Robert Ellis: "Westbound Train"
It's always been a rule of mine never to end a mixtape with a downer, and "Travelling Light," like so many Tindersticks songs, is most definitely that. So instead I'm going with Robert Ellis's "Westbound Train," which starts quiet but ends in a big, joyous honky-tonk. This is the only story in the collection that takes place outside of Illinois, being set instead in the thick humid air of Houston. Ellis and his band were the entertainment on "Whiskey Wednesdays" at a bar in the Heights neighborhood of Houston, where my wife and I lived for five years. The story is, in good part, about the families we construct around us, and Ellis's lyrics ("We are older now and there's no need to pretend/That anything we have in life means more than friends") seem to fit nicely.
Ian Stansel and Everybody's Irish links:
also at Largehearted Boy:
100 Online Sources for Free and Legal Music Downloads
Antiheroines (interviews with up and coming female comics artists)
Atomic Books Comics Preview (weekly comics highlights)
Daily Downloads (free and legal daily mp3 downloads)
guest book reviews
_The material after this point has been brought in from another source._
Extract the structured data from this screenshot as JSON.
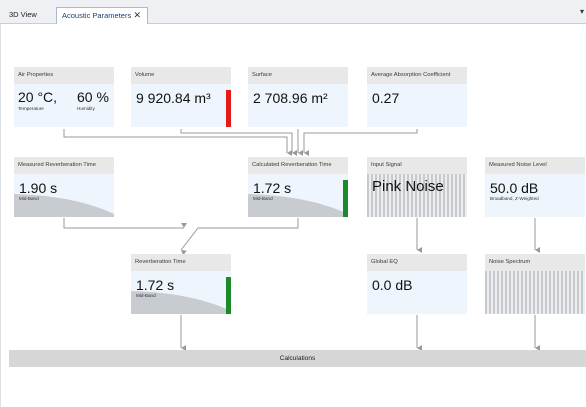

Largehearted Word (weekly new book highlights)
Note Books (musicians discuss literature)
Shorties (daily music, literature, and pop culture links)
Soundtracked (composers and directors discuss their film's soundtracks)
Try It Before You Buy It (mp3s and full album streams from the week's CD releases)
weekly music & DVD release lists